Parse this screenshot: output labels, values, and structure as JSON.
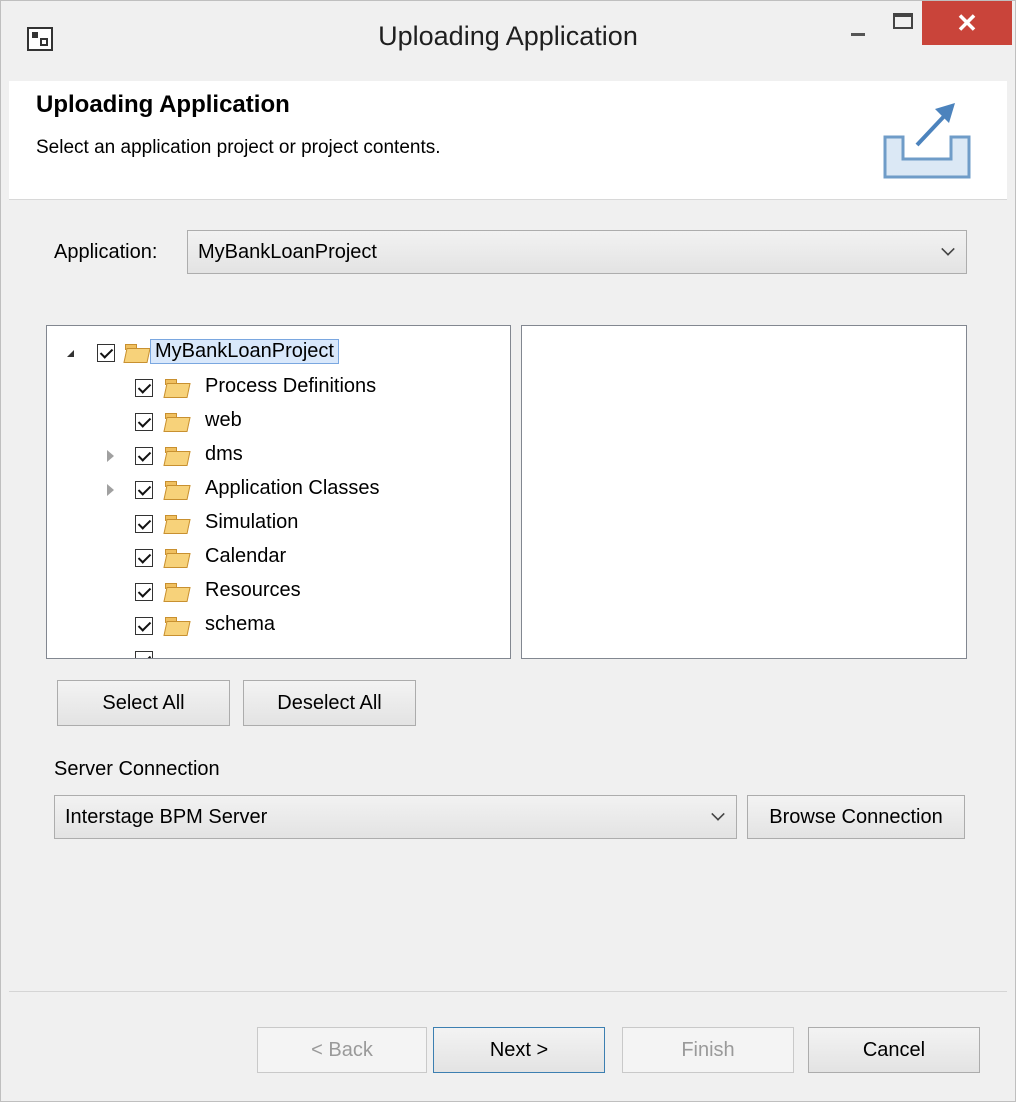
{
  "window": {
    "title": "Uploading Application",
    "close_glyph": "✕"
  },
  "header": {
    "title": "Uploading Application",
    "description": "Select an application project or project contents.",
    "icon": "export-icon"
  },
  "application": {
    "label": "Application:",
    "value": "MyBankLoanProject"
  },
  "tree": {
    "root": {
      "label": "MyBankLoanProject",
      "checked": true,
      "expanded": true
    },
    "items": [
      {
        "label": "Process Definitions",
        "checked": true,
        "expandable": false
      },
      {
        "label": "web",
        "checked": true,
        "expandable": false
      },
      {
        "label": "dms",
        "checked": true,
        "expandable": true
      },
      {
        "label": "Application Classes",
        "checked": true,
        "expandable": true
      },
      {
        "label": "Simulation",
        "checked": true,
        "expandable": false
      },
      {
        "label": "Calendar",
        "checked": true,
        "expandable": false
      },
      {
        "label": "Resources",
        "checked": true,
        "expandable": false
      },
      {
        "label": "schema",
        "checked": true,
        "expandable": false
      }
    ]
  },
  "selection_buttons": {
    "select_all": "Select All",
    "deselect_all": "Deselect All"
  },
  "server": {
    "label": "Server Connection",
    "value": "Interstage BPM Server",
    "browse_label": "Browse Connection"
  },
  "footer": {
    "back": "< Back",
    "next": "Next >",
    "finish": "Finish",
    "cancel": "Cancel"
  }
}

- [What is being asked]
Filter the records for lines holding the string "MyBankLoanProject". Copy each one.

- [Response area]
    "value": "MyBankLoanProject"
      "label": "MyBankLoanProject",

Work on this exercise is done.